→ **RECORDS PROVIDED**
-- Opening Marker --
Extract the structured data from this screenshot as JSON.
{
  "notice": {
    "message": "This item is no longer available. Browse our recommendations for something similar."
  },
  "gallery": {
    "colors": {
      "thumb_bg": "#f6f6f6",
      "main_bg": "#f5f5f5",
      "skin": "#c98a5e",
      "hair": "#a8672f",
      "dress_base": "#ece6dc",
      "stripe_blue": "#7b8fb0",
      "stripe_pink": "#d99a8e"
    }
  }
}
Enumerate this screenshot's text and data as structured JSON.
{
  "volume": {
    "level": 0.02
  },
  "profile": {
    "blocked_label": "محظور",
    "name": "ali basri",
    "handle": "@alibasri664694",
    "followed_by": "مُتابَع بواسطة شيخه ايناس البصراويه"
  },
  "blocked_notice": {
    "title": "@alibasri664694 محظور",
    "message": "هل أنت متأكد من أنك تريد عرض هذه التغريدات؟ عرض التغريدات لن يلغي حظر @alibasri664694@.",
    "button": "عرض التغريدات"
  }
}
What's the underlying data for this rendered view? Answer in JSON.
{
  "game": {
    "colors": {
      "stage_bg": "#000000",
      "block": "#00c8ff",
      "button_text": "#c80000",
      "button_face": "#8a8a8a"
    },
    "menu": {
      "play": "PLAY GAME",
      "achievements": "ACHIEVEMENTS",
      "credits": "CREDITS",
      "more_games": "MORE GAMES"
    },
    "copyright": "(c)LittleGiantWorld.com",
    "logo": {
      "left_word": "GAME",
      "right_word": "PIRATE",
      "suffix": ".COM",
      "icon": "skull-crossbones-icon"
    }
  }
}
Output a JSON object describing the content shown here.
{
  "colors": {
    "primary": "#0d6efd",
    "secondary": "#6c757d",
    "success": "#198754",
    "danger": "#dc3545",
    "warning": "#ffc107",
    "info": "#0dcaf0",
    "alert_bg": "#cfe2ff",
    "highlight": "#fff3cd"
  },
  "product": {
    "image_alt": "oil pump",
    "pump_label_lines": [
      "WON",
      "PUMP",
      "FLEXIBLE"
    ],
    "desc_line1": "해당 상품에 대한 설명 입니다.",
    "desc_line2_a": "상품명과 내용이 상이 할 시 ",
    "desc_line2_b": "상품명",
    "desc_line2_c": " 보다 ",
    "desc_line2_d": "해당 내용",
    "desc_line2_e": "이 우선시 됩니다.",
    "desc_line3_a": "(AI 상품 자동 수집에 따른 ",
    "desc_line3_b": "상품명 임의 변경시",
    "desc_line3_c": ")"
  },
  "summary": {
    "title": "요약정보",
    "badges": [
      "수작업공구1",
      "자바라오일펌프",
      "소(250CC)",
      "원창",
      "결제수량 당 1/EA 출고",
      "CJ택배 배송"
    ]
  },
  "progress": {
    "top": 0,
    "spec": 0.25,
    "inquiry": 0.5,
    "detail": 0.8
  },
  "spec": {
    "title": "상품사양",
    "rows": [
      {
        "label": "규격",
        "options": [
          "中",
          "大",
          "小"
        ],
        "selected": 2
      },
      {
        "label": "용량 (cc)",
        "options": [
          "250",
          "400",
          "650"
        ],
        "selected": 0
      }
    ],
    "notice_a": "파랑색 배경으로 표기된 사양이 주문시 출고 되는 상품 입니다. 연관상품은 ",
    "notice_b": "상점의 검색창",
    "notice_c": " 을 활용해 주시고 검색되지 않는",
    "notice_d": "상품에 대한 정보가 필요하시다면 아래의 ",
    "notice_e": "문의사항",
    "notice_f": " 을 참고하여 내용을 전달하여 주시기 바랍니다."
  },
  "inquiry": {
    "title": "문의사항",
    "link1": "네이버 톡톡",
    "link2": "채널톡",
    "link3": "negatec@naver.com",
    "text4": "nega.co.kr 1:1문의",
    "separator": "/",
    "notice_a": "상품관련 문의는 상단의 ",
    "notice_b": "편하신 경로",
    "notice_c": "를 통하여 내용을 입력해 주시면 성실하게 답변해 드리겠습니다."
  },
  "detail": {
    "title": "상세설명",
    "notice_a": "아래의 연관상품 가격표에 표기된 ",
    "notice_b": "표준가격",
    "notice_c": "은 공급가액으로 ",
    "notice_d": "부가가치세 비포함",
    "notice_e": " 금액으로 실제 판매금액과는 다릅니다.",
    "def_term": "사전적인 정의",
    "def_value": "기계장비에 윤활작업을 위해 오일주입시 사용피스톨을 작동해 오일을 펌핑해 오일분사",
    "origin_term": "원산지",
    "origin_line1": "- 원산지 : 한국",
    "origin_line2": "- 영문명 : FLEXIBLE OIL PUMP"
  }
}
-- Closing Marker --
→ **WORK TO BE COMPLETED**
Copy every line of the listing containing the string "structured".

→ **EXERCISE OUTPUT**
Extract the structured data from this screenshot as JSON.
Enumerate this screenshot's text and data as structured JSON.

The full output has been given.